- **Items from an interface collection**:
%%

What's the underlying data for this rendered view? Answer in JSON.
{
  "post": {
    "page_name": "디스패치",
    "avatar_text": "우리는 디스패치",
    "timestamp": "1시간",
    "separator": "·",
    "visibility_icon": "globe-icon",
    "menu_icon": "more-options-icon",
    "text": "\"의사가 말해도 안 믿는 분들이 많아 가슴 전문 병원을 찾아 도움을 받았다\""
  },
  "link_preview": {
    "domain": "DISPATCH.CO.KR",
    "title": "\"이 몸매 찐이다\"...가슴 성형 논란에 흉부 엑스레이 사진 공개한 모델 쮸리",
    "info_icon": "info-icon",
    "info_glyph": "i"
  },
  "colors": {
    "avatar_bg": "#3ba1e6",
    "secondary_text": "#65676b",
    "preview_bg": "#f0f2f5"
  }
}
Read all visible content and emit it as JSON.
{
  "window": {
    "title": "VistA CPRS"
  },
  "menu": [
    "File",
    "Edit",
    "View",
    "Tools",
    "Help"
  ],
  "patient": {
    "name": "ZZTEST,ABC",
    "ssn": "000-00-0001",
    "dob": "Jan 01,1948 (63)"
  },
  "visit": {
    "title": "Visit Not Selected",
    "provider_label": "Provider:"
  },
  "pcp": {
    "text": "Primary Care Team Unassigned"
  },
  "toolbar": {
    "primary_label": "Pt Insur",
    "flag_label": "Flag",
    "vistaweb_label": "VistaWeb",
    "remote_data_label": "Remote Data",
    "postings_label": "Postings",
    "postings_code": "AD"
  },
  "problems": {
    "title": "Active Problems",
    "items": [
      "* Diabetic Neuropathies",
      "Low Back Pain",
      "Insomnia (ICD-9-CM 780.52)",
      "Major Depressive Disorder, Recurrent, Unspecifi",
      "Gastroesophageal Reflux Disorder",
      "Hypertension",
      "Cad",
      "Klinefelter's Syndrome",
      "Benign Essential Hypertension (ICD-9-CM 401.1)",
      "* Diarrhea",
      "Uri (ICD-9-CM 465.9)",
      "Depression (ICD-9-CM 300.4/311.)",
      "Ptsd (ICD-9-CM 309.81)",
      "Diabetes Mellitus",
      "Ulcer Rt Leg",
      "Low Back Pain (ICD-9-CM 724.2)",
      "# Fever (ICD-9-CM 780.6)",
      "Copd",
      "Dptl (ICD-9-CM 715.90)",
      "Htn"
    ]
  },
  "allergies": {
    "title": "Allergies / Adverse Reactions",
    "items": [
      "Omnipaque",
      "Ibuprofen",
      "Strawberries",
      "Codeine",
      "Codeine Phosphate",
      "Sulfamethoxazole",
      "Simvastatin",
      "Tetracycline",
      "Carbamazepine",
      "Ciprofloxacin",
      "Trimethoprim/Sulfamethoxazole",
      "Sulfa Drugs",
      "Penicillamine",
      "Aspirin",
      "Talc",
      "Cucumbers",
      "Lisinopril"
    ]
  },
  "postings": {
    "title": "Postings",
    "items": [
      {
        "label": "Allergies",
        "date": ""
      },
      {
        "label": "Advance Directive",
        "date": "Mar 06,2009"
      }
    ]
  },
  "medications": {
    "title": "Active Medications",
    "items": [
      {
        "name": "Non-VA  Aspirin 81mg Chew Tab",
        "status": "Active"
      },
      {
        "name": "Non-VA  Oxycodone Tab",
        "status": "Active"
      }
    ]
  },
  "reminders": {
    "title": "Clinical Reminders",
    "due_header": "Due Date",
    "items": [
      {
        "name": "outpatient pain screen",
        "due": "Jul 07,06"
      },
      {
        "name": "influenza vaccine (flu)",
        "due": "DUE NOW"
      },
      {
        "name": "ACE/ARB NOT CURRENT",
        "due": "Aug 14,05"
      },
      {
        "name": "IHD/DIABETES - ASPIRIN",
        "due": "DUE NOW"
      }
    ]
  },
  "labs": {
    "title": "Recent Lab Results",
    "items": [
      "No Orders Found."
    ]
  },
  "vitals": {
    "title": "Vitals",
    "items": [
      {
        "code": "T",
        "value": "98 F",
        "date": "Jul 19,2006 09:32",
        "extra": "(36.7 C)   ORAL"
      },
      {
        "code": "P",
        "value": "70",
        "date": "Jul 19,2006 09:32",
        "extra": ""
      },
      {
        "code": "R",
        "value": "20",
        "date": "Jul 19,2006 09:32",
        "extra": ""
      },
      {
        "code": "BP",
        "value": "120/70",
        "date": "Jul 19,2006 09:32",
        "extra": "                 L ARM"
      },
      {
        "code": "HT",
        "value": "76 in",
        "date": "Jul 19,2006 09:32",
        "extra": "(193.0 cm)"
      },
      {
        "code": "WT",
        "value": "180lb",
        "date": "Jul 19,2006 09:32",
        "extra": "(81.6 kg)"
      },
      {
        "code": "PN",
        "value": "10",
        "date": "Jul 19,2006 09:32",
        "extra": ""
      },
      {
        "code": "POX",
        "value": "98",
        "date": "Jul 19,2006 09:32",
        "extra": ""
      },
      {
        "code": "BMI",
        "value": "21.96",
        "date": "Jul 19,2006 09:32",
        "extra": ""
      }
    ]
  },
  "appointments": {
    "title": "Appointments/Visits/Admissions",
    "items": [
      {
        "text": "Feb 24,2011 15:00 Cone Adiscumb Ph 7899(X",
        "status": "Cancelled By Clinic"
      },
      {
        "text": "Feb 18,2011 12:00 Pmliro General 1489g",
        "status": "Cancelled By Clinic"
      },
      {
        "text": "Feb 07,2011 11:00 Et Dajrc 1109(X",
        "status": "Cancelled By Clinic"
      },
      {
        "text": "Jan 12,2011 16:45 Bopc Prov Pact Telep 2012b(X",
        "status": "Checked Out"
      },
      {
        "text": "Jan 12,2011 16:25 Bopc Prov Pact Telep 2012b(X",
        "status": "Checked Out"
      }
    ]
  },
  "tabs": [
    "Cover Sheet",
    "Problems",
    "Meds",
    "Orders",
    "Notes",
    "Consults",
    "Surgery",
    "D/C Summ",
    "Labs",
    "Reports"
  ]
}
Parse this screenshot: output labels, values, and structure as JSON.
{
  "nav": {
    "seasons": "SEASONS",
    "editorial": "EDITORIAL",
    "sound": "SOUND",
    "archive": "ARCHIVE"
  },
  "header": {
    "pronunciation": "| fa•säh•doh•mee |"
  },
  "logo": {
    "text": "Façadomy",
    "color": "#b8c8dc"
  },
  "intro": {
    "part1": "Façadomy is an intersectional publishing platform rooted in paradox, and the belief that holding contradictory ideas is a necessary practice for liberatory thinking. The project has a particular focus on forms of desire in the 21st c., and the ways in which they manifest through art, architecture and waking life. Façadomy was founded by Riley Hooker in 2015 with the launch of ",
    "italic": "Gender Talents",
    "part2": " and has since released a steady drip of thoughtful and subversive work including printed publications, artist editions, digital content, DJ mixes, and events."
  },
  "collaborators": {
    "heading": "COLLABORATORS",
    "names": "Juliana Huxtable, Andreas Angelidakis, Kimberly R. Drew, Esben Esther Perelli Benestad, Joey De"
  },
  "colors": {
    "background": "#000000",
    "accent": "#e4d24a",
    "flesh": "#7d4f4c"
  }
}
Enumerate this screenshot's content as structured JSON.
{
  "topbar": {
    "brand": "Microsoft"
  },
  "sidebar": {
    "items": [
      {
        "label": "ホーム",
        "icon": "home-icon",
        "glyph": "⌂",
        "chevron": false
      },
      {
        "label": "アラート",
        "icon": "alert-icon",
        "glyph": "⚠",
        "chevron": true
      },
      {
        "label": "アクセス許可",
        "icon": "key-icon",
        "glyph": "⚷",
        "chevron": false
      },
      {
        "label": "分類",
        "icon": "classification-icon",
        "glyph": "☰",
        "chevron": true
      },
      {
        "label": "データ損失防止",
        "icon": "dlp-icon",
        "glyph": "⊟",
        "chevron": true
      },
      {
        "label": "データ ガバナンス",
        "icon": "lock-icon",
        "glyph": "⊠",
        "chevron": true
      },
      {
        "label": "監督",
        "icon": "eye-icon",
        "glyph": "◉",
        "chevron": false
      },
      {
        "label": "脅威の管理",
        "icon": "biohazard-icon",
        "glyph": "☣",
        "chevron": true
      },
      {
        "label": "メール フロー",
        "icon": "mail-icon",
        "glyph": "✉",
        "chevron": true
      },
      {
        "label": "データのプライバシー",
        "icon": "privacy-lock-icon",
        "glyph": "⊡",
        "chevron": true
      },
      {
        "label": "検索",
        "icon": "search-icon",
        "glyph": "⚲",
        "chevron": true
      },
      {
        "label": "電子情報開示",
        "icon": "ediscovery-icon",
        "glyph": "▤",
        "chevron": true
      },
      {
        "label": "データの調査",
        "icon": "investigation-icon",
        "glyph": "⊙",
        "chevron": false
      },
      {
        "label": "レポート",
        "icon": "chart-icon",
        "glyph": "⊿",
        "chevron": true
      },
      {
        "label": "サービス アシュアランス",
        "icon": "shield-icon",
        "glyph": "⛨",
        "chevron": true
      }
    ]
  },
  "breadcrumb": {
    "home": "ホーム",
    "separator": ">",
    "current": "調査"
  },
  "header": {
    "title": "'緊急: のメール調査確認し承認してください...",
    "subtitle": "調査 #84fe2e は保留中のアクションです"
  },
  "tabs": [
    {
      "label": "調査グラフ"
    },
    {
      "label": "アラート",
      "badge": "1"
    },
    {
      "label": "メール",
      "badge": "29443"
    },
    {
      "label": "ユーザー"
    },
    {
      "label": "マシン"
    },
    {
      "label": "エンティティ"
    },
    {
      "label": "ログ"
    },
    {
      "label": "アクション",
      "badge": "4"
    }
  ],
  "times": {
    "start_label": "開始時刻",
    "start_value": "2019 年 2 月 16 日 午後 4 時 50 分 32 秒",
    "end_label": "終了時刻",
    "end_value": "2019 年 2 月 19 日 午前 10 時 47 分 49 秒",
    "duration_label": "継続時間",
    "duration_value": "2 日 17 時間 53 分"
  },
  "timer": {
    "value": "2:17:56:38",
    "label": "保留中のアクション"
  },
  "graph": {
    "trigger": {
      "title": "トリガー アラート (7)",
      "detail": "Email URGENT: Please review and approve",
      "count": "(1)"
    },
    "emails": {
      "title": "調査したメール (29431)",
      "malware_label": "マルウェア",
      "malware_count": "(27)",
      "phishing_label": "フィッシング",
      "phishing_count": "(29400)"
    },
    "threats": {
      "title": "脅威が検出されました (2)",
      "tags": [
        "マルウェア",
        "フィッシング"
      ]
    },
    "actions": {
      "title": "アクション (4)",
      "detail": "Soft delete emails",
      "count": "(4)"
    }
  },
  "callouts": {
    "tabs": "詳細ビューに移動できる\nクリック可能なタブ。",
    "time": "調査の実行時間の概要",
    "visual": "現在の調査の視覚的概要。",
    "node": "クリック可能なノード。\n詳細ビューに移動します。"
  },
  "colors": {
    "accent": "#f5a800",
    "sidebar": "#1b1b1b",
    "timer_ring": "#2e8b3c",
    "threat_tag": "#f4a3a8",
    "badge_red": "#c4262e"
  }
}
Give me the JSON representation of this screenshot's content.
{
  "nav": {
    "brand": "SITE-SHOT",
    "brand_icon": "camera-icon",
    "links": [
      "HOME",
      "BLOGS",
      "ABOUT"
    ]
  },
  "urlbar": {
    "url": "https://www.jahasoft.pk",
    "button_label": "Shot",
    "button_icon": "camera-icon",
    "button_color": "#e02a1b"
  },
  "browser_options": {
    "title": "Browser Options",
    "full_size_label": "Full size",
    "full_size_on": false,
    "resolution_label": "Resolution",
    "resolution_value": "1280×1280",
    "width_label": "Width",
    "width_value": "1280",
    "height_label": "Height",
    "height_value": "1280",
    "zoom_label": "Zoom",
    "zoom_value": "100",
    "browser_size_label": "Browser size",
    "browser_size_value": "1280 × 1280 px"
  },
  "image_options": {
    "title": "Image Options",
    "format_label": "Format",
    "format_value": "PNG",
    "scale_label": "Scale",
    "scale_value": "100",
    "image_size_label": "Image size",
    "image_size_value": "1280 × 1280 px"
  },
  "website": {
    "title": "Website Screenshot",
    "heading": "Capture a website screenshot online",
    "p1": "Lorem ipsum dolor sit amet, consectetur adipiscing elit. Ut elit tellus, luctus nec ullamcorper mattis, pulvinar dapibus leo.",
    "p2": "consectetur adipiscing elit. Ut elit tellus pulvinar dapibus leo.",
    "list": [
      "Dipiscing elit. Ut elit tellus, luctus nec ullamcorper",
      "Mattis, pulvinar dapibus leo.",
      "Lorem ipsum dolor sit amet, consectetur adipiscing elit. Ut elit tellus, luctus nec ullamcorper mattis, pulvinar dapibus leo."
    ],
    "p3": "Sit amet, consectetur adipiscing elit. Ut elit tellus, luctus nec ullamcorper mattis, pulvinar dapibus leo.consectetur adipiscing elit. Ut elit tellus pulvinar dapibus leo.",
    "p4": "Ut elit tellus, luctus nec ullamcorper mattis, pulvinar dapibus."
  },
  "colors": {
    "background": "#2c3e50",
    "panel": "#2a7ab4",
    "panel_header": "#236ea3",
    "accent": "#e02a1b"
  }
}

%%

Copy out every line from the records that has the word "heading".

- **ANSWER BOX**:
    "heading": "COLLABORATORS",
    "heading": "Capture a website screenshot online",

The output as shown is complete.